--- Extracted information ---

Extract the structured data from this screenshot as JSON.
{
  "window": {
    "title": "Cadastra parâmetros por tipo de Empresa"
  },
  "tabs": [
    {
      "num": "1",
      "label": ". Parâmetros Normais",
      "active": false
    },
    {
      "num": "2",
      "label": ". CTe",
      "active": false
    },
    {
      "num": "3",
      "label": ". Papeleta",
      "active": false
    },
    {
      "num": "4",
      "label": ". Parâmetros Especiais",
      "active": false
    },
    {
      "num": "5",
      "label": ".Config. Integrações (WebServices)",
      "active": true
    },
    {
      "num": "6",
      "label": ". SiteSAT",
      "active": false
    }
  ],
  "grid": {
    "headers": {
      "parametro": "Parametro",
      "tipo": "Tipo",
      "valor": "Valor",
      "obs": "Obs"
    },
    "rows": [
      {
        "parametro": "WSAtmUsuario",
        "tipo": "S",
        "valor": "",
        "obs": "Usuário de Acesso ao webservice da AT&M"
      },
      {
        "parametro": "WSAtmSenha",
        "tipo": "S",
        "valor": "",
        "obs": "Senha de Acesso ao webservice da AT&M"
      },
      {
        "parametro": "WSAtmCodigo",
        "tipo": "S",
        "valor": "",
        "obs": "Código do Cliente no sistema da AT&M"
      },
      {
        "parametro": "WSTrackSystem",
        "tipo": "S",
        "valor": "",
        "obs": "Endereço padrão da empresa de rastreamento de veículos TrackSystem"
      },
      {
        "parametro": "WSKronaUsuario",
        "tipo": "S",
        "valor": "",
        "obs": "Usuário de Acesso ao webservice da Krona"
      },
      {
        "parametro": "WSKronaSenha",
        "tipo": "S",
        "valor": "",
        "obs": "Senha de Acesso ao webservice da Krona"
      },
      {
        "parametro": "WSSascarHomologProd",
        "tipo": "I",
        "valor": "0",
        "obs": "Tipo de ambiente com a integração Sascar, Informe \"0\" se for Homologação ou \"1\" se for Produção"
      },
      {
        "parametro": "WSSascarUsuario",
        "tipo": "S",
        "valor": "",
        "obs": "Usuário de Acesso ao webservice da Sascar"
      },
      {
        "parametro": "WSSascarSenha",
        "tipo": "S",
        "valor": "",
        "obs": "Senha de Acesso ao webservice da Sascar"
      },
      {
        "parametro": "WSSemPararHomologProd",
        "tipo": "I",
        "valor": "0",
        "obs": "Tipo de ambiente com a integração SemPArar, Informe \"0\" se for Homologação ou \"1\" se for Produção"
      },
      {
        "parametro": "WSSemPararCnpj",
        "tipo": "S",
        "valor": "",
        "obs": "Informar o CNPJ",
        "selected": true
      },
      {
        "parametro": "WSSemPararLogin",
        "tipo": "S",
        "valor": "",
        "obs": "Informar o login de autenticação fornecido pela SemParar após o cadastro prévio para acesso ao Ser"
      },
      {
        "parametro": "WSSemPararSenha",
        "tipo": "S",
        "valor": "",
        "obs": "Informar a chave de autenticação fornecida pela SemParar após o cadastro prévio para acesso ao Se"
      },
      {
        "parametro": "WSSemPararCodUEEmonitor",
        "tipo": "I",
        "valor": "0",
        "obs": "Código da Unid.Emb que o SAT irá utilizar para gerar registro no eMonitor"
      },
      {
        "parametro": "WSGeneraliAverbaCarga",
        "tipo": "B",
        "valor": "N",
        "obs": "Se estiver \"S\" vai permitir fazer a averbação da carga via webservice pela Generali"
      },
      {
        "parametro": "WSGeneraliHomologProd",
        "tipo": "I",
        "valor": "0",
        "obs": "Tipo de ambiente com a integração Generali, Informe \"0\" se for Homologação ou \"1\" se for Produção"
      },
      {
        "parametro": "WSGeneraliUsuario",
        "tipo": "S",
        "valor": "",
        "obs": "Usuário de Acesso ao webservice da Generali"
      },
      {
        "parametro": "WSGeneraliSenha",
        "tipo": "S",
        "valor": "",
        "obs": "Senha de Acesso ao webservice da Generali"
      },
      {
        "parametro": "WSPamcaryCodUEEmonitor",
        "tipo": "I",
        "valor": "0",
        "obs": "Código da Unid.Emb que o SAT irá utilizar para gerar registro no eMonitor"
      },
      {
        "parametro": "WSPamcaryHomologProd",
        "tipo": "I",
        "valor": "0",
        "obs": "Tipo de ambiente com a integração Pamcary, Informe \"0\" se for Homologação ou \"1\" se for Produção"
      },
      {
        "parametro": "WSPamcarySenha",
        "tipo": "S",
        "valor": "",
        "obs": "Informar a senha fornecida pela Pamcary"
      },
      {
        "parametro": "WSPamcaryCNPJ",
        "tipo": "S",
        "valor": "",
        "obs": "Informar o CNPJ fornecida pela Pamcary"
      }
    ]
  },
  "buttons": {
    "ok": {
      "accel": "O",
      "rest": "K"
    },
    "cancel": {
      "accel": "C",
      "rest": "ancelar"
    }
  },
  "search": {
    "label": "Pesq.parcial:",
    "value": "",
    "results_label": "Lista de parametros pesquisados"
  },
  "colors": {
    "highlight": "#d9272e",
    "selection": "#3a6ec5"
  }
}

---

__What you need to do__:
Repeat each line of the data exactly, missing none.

__Exercise solution__:
Extract the structured data from this screenshot as JSON.
{
  "window": {
    "title": "Cadastra parâmetros por tipo de Empresa"
  },
  "tabs": [
    {
      "num": "1",
      "label": ". Parâmetros Normais",
      "active": false
    },
    {
      "num": "2",
      "label": ". CTe",
      "active": false
    },
    {
      "num": "3",
      "label": ". Papeleta",
      "active": false
    },
    {
      "num": "4",
      "label": ". Parâmetros Especiais",
      "active": false
    },
    {
      "num": "5",
      "label": ".Config. Integrações (WebServices)",
      "active": true
    },
    {
      "num": "6",
      "label": ". SiteSAT",
      "active": false
    }
  ],
  "grid": {
    "headers": {
      "parametro": "Parametro",
      "tipo": "Tipo",
      "valor": "Valor",
      "obs": "Obs"
    },
    "rows": [
      {
        "parametro": "WSAtmUsuario",
        "tipo": "S",
        "valor": "",
        "obs": "Usuário de Acesso ao webservice da AT&M"
      },
      {
        "parametro": "WSAtmSenha",
        "tipo": "S",
        "valor": "",
        "obs": "Senha de Acesso ao webservice da AT&M"
      },
      {
        "parametro": "WSAtmCodigo",
        "tipo": "S",
        "valor": "",
        "obs": "Código do Cliente no sistema da AT&M"
      },
      {
        "parametro": "WSTrackSystem",
        "tipo": "S",
        "valor": "",
        "obs": "Endereço padrão da empresa de rastreamento de veículos TrackSystem"
      },
      {
        "parametro": "WSKronaUsuario",
        "tipo": "S",
        "valor": "",
        "obs": "Usuário de Acesso ao webservice da Krona"
      },
      {
        "parametro": "WSKronaSenha",
        "tipo": "S",
        "valor": "",
        "obs": "Senha de Acesso ao webservice da Krona"
      },
      {
        "parametro": "WSSascarHomologProd",
        "tipo": "I",
        "valor": "0",
        "obs": "Tipo de ambiente com a integração Sascar, Informe \"0\" se for Homologação ou \"1\" se for Produção"
      },
      {
        "parametro": "WSSascarUsuario",
        "tipo": "S",
        "valor": "",
        "obs": "Usuário de Acesso ao webservice da Sascar"
      },
      {
        "parametro": "WSSascarSenha",
        "tipo": "S",
        "valor": "",
        "obs": "Senha de Acesso ao webservice da Sascar"
      },
      {
        "parametro": "WSSemPararHomologProd",
        "tipo": "I",
        "valor": "0",
        "obs": "Tipo de ambiente com a integração SemPArar, Informe \"0\" se for Homologação ou \"1\" se for Produção"
      },
      {
        "parametro": "WSSemPararCnpj",
        "tipo": "S",
        "valor": "",
        "obs": "Informar o CNPJ",
        "selected": true
      },
      {
        "parametro": "WSSemPararLogin",
        "tipo": "S",
        "valor": "",
        "obs": "Informar o login de autenticação fornecido pela SemParar após o cadastro prévio para acesso ao Ser"
      },
      {
        "parametro": "WSSemPararSenha",
        "tipo": "S",
        "valor": "",
        "obs": "Informar a chave de autenticação fornecida pela SemParar após o cadastro prévio para acesso ao Se"
      },
      {
        "parametro": "WSSemPararCodUEEmonitor",
        "tipo": "I",
        "valor": "0",
        "obs": "Código da Unid.Emb que o SAT irá utilizar para gerar registro no eMonitor"
      },
      {
        "parametro": "WSGeneraliAverbaCarga",
        "tipo": "B",
        "valor": "N",
        "obs": "Se estiver \"S\" vai permitir fazer a averbação da carga via webservice pela Generali"
      },
      {
        "parametro": "WSGeneraliHomologProd",
        "tipo": "I",
        "valor": "0",
        "obs": "Tipo de ambiente com a integração Generali, Informe \"0\" se for Homologação ou \"1\" se for Produção"
      },
      {
        "parametro": "WSGeneraliUsuario",
        "tipo": "S",
        "valor": "",
        "obs": "Usuário de Acesso ao webservice da Generali"
      },
      {
        "parametro": "WSGeneraliSenha",
        "tipo": "S",
        "valor": "",
        "obs": "Senha de Acesso ao webservice da Generali"
      },
      {
        "parametro": "WSPamcaryCodUEEmonitor",
        "tipo": "I",
        "valor": "0",
        "obs": "Código da Unid.Emb que o SAT irá utilizar para gerar registro no eMonitor"
      },
      {
        "parametro": "WSPamcaryHomologProd",
        "tipo": "I",
        "valor": "0",
        "obs": "Tipo de ambiente com a integração Pamcary, Informe \"0\" se for Homologação ou \"1\" se for Produção"
      },
      {
        "parametro": "WSPamcarySenha",
        "tipo": "S",
        "valor": "",
        "obs": "Informar a senha fornecida pela Pamcary"
      },
      {
        "parametro": "WSPamcaryCNPJ",
        "tipo": "S",
        "valor": "",
        "obs": "Informar o CNPJ fornecida pela Pamcary"
      }
    ]
  },
  "buttons": {
    "ok": {
      "accel": "O",
      "rest": "K"
    },
    "cancel": {
      "accel": "C",
      "rest": "ancelar"
    }
  },
  "search": {
    "label": "Pesq.parcial:",
    "value": "",
    "results_label": "Lista de parametros pesquisados"
  },
  "colors": {
    "highlight": "#d9272e",
    "selection": "#3a6ec5"
  }
}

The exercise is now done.